Other Types of Coverage Fast Food Restaurants Need
While general liability is the most important type of insurance to have, there are several other forms of coverage you should be aware of. Below are some other types of insurance all fast food restaurants should obtain:
Business Interruption Insurance
While you can quickly resolve most accidents at your restaurant, a fire, break-in, or severe weather could force you to temporarily close for repairs. In such situations, business interruption insurance can help cover some of your financial losses until you’re ready to open again.
Workers’ Compensation Insurance
Most states require restaurants to carry workers’ compensation insurance for their part-time and full-time employees. This insurance option covers medical costs and other expenses if an employee becomes injured on the job. Workers’ compensation insurance also covers disability and death benefits stemming from work-related incidents.
Types of Coverage Some fast food restaurants May Need
In addition to the policies outlined above, there are a few other types of coverage your fast food restaurant may require depending on certain aspects of your operations. Some of these might not apply to you, so be sure to ask your agent which policies are right for your business.
Commercial Umbrella Coverage
Operating a fast food restaurant poses numerous risks, and certain situations could lead to a lawsuit that exhausts your primary insurance limits. Commercial umbrella insurance provides coverage beyond your current policy limits in the event of an expensive accident or lawsuit.
Commercial Property Insurance
If you own the building in which your restaurant operates, you should consider investing in commercial property insurance to protect against common accidents caused by fire and severe weather. This type of coverage not only protects your building, but also the business-related contents housed inside like specialized kitchen equipment, computers, and furniture.
Additional Steps to Protect Your Business
Although it's easy (and essential) to invest in business insurance, it should not be your frontline defense. Yes, insurance will compensate for your business' financial losses after an incident occurs, but it's much better to avoid losses altogether.
With this in mind, here are three things you can do to better protect your business:
- Use legally robust contracts and other business documents. (We offer free templates for some of the most common legal forms.)
- Set up a limited liability company (LLC) to protect your personal assets. (Refer to our guide for step-by-step instructions on how to form an LLC in your state.)
- Streamline your business' internal processes. This will remove unnecessary variables from common tasks and create a safe, consistent environment for conducting business.
Frequently Asked Questions
What is included in a business owner’s policy?
A typical business owner's policy includes general liability, business interruption, and property insurance. However, BOPs are often customizable, so your agent may recommend adding professional liability, commercial auto, or other types of coverage to your package depending on your company's needs.
What is the difference between business insurance and general liability insurance?

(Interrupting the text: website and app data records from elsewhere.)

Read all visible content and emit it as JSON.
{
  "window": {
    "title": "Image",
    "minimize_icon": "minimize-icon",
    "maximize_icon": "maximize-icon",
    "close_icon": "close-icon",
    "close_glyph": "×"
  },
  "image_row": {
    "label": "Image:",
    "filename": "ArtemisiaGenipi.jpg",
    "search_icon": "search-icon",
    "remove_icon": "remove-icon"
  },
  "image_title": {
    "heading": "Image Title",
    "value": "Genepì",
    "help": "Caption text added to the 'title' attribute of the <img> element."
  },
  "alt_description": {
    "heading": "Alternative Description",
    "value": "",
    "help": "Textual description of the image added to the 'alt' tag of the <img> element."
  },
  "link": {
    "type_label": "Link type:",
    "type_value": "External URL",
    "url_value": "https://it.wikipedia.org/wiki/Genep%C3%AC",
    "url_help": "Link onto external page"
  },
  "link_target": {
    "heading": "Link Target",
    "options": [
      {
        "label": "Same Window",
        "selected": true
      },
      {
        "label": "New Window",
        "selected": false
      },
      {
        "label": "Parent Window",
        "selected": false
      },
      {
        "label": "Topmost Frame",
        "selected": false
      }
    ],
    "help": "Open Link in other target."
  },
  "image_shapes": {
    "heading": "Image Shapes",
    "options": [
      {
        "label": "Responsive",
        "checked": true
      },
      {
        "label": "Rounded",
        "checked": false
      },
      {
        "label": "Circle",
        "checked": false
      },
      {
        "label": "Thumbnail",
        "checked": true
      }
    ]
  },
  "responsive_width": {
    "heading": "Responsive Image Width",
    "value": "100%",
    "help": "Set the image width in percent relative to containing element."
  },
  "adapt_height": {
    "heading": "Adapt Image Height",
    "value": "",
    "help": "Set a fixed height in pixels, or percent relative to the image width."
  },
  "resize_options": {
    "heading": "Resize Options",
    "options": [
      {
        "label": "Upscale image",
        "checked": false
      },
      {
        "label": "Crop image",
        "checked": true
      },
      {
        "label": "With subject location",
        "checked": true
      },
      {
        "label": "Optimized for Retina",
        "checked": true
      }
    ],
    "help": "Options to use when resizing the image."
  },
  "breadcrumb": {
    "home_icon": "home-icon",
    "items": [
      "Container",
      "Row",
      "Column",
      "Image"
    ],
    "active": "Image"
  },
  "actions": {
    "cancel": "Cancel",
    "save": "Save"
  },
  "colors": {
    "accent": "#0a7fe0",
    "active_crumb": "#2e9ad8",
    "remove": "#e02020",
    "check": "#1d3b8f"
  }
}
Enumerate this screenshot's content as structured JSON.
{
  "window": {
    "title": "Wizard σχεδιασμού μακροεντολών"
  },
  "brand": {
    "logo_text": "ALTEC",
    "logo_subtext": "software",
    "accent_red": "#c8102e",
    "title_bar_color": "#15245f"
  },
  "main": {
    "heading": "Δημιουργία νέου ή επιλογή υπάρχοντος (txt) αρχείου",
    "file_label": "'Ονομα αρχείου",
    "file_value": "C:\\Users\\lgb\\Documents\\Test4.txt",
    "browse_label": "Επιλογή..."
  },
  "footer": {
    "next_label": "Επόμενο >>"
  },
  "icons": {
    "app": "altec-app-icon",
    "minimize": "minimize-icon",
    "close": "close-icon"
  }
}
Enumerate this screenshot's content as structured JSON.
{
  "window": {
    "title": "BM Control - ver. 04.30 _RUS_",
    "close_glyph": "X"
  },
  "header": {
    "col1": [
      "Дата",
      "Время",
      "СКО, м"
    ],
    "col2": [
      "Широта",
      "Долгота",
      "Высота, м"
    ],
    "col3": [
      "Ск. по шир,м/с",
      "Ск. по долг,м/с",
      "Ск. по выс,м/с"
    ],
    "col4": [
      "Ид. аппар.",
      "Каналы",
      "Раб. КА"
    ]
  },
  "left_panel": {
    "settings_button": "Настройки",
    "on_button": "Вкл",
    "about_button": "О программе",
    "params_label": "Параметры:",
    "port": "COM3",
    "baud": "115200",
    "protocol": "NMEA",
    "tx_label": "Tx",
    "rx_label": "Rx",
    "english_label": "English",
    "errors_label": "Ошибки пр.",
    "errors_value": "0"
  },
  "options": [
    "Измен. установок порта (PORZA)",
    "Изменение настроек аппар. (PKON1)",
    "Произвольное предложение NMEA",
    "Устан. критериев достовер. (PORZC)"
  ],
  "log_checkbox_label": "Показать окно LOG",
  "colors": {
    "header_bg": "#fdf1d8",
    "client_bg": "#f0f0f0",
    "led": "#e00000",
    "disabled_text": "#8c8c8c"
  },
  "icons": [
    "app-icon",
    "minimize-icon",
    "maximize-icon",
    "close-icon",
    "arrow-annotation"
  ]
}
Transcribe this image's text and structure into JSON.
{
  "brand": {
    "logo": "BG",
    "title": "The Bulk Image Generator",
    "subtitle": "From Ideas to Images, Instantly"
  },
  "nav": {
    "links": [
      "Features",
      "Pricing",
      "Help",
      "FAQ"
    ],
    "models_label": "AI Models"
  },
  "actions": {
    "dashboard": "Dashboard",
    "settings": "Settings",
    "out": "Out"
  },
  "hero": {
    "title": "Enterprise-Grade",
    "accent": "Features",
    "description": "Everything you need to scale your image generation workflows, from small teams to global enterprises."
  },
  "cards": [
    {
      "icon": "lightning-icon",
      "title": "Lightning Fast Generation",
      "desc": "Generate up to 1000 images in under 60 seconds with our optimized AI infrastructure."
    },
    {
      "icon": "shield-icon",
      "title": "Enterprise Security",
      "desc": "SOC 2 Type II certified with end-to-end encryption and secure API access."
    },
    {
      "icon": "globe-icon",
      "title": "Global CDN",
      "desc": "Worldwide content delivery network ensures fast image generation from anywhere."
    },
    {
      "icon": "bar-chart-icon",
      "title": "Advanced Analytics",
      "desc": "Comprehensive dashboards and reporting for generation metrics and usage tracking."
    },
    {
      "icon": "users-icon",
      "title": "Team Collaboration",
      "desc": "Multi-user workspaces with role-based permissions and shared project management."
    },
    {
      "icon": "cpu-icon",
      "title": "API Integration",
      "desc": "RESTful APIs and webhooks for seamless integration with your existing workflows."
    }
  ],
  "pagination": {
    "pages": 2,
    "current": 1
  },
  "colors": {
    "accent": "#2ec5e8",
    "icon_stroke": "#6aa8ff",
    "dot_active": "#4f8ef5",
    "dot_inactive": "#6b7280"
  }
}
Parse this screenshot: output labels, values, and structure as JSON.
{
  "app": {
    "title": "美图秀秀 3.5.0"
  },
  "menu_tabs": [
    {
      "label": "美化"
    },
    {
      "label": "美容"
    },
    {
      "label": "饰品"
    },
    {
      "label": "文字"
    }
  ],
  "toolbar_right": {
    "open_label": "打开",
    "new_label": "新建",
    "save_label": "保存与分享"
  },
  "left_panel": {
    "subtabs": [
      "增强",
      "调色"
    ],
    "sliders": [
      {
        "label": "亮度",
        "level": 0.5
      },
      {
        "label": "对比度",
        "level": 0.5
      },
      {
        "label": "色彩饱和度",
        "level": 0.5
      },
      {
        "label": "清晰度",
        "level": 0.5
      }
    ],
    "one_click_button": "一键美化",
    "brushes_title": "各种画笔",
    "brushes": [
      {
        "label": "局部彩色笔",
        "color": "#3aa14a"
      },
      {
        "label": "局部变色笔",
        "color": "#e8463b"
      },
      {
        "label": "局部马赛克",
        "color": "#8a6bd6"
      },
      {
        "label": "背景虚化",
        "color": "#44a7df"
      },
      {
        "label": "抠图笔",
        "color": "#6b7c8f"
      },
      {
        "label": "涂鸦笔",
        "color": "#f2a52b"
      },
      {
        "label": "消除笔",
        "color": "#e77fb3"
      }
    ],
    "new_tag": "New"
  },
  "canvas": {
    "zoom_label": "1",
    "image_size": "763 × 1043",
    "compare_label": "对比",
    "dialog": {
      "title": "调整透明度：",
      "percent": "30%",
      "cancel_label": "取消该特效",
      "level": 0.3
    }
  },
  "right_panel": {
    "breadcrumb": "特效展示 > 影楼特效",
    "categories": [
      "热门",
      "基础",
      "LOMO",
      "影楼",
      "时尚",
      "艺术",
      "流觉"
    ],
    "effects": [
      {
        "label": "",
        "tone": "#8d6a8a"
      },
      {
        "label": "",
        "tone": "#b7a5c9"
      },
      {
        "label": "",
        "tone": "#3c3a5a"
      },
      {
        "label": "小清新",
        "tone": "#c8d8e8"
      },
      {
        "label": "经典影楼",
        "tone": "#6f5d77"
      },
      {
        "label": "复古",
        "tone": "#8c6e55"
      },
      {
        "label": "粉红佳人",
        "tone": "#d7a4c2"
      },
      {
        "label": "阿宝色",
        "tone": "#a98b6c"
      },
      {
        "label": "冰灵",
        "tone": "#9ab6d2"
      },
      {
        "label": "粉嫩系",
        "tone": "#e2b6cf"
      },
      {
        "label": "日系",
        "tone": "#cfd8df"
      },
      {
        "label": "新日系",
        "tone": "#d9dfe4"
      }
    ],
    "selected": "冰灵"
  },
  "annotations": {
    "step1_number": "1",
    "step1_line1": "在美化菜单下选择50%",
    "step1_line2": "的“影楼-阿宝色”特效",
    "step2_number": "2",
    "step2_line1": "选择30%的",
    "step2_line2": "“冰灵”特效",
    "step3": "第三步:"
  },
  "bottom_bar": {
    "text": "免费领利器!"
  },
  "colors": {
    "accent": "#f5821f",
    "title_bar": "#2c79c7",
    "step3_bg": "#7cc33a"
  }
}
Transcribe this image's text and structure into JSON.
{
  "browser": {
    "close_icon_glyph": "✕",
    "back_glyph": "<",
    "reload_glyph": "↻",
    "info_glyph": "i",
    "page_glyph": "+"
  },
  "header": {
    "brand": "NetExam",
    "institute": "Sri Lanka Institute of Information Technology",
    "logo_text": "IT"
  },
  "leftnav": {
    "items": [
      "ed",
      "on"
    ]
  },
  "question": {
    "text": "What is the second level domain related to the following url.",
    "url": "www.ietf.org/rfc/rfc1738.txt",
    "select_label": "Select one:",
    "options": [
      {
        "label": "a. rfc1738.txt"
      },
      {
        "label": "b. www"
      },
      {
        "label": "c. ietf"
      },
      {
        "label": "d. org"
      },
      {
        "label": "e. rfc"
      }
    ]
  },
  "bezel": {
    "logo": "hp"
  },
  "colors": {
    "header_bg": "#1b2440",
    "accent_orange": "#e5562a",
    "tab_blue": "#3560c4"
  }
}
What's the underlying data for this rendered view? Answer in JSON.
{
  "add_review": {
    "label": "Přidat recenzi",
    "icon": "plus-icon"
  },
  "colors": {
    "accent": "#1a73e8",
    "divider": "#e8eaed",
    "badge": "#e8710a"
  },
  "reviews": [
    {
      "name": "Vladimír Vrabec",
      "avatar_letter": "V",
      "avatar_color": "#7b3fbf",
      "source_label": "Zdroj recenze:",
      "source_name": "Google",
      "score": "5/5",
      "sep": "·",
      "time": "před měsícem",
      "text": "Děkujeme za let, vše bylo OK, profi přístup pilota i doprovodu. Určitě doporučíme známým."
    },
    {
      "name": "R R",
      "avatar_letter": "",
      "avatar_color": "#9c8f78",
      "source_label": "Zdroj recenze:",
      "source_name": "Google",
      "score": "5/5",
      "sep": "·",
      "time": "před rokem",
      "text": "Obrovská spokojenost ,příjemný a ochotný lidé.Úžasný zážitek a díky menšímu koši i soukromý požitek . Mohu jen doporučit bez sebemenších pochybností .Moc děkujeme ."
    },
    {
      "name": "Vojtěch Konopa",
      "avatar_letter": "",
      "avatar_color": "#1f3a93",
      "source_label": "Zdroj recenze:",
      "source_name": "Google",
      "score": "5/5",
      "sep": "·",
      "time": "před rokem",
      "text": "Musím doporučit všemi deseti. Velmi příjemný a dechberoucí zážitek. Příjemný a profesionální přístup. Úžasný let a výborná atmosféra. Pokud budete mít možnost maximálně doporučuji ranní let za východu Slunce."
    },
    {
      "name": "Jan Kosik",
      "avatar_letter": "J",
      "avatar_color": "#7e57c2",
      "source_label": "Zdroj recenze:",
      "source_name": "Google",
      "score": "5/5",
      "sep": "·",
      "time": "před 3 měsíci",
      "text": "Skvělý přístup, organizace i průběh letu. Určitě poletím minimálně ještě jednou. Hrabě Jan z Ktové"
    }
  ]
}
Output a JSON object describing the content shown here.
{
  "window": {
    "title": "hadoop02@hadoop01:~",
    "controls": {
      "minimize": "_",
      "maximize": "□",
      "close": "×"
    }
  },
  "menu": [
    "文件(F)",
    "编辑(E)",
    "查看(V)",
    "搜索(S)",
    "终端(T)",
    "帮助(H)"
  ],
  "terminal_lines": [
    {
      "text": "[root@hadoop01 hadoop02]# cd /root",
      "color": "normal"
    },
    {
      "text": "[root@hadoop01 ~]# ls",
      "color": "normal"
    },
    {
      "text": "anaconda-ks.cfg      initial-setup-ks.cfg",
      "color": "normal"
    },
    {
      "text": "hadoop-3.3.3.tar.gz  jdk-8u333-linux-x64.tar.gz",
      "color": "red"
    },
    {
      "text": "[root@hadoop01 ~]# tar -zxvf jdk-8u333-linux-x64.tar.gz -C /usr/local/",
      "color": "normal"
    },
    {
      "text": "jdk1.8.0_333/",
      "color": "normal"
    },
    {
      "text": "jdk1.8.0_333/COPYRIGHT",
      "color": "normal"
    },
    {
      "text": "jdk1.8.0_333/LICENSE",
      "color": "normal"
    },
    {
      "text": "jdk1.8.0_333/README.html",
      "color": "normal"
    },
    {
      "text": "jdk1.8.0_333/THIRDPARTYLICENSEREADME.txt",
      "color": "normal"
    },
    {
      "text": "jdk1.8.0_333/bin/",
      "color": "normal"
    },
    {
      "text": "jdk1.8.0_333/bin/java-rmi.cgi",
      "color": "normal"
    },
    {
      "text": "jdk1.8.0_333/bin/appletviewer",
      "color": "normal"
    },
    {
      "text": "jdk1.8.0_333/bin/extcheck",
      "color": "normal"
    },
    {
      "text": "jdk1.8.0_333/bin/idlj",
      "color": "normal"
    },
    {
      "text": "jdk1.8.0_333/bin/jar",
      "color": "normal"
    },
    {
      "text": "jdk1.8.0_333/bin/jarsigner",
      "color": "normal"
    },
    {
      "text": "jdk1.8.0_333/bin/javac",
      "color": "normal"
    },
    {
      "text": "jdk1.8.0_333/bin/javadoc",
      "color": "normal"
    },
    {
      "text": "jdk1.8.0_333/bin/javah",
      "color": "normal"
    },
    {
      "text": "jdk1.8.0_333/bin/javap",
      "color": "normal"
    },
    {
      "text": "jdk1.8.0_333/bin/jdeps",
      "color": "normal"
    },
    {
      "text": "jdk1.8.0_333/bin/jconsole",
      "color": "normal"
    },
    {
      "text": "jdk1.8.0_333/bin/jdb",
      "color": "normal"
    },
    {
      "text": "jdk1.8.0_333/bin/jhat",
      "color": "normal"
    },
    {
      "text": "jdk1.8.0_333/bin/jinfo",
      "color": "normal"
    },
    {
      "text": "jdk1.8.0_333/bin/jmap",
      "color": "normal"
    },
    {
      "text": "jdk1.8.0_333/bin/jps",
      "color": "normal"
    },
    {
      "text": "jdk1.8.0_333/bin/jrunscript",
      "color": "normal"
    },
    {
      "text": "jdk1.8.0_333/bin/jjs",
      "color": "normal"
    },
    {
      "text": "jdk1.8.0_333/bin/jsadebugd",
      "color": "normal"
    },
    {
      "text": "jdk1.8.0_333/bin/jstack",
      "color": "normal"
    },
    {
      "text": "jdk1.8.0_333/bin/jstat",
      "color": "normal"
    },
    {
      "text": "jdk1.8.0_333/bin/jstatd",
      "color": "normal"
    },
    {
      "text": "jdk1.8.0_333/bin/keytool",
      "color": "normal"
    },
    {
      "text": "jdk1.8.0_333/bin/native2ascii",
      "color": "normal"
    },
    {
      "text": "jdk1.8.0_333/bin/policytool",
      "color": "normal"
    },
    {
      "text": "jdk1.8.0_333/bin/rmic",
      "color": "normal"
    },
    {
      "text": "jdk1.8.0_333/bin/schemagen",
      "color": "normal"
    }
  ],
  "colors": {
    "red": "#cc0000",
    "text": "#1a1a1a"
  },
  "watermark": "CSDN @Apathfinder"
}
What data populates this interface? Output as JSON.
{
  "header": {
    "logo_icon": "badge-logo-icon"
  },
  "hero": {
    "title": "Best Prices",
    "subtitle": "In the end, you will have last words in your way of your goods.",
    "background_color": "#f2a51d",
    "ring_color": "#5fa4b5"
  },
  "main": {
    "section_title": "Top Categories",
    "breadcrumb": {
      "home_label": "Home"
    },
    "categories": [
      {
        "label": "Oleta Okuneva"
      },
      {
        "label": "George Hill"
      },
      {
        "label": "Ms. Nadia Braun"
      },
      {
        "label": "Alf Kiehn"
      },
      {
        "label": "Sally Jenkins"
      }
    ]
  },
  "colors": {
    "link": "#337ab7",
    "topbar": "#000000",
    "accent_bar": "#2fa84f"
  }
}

"Business insurance" is a generic term used to describe many different types of coverage a business may need. General liability insurance, on the other hand, is a specific type of coverage that business owners need to protect their assets.
Do I need insurance before I start a business?
You should invest in coverage for your business before your first interaction with a customer. Although the cost of insurance may seem high for a brand new business, it's best to be proactive when it comes to protecting your assets. After all, you can't buy insurance to cover a loss that has already occurred.
Will insurance protect my business from everything?
Not necessarily. Certain exceptions may be written directly into your policy, and some perils may be entirely uninsurable. Be sure to discuss the scope of your policy in-depth with your agent to avoid being blindsided by holes in your coverage.